No posts since November 2. What happened? I think I’ve been going through the 3 stages of political grief (in reverse).
At first it was Fear that despite polls, Obama wouldn’t win. Then, Disbelief that he actually won. Then Relief that someone with brains, maturity, and a coherent value system is actually going to be running country; that he will be backed by large majorities in both houses of Congress, and all of this is happening after 8 long years of idiocy. Whew. Unbelievable.
In any event, this is a blog, so what’s the topic of the day? Ah yes, the auto industry. To bail or not to bail….
I have a love/hate relationship with the big American auto makers. I love my car. I’m not sure I love Detroit cars. At the same time American automakers literally invented the car market: Henry Ford, Louis Chevrolet, Cadillac, Nash, Packard….on and on. It’s an American success story. How can we just toss this industry overboard? Particularly at a time of economic panic. Do we really want to dismantle Ford and GM in bankruptcy court? I don’t. Would Japan or Germany dump on their major manufacturers that way? No.
GM and Ford certainly have their problems; some of them self-inflicted, other not. One that’s not, is their “legacy costs” associated with providing health insurance for retirees. GM got efficient. Now they have far more retirees than workers. Should they be punished for that? No. Health insurance should have been nationalized fifty years ago, but the radical right blocked it then, just like it’s blocking it now.
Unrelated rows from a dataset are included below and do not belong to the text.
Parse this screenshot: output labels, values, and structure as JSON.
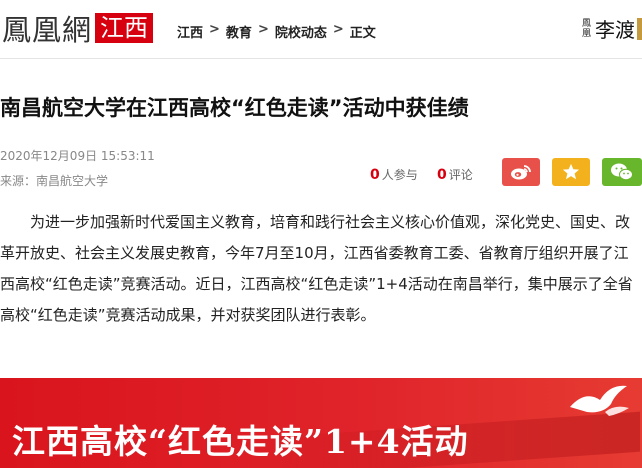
{
  "colors": {
    "brand_red": "#d7000f",
    "weibo": "#e8514a",
    "favorite": "#f3b21d",
    "wechat": "#67b62b",
    "banner_red": "#e0232a"
  },
  "header": {
    "logo_text": "鳳凰網",
    "logo_region": "江西",
    "breadcrumb": [
      "江西",
      "教育",
      "院校动态",
      "正文"
    ],
    "breadcrumb_separator": ">",
    "promo_small": "鳳凰",
    "promo_big": "李渡"
  },
  "article": {
    "title": "南昌航空大学在江西高校“红色走读”活动中获佳绩",
    "datetime": "2020年12月09日 15:53:11",
    "source": "来源：南昌航空大学",
    "participants_count": "0",
    "participants_label": "人参与",
    "comments_count": "0",
    "comments_label": "评论",
    "share_icons": [
      "weibo-icon",
      "star-icon",
      "wechat-icon"
    ],
    "body": "为进一步加强新时代爱国主义教育，培育和践行社会主义核心价值观，深化党史、国史、改革开放史、社会主义发展史教育，今年7月至10月，江西省委教育工委、省教育厅组织开展了江西高校“红色走读”竞赛活动。近日，江西高校“红色走读”1+4活动在南昌举行，集中展示了全省高校“红色走读”竞赛活动成果，并对获奖团队进行表彰。",
    "banner_text": "江西高校“红色走读”1+4活动"
  }
}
It was a massive error to ask employers to provide insurance that really should be social insurance. Now GM is paying the price. And so are we.
But the radical right still doesn’t get it. Yesterday, Mitt Romney announced that he favors letting the Big Automakers die. Who cares what it does to the economy. Apparently he puts Country Second and Destroying Unions First.
One other thought: the automakers are asking for a $25 billion loan. A lot of money. But is it really? Last time I checked, corporations were accumulating huge amounts of cash. For example, Exxon (according to their 6/30/08 10Q statement) has accumulated $35 billion in cash. That’s not just equity or working capital or short-term investments. That’s cash. I guess they can’t figure out what to do with it. Maybe they should loan it to their friends at GM who make the cars that use their fuel.
In a case you missed it I highly recommend that you watch Colin Powell’s endorsement of Obama on Meet the Press. It’s a very powerful, detailed statement that hits McCain slimy campaign tactics hard (he even brings up and takes down the Bill Ayers issue). I particularly like Powell’s “correct” answer to the charge that Obama is Muslim.
Update: Rush Limbaugh claims Powell is a racist. Shocking news, I know, from the Conscience of the Right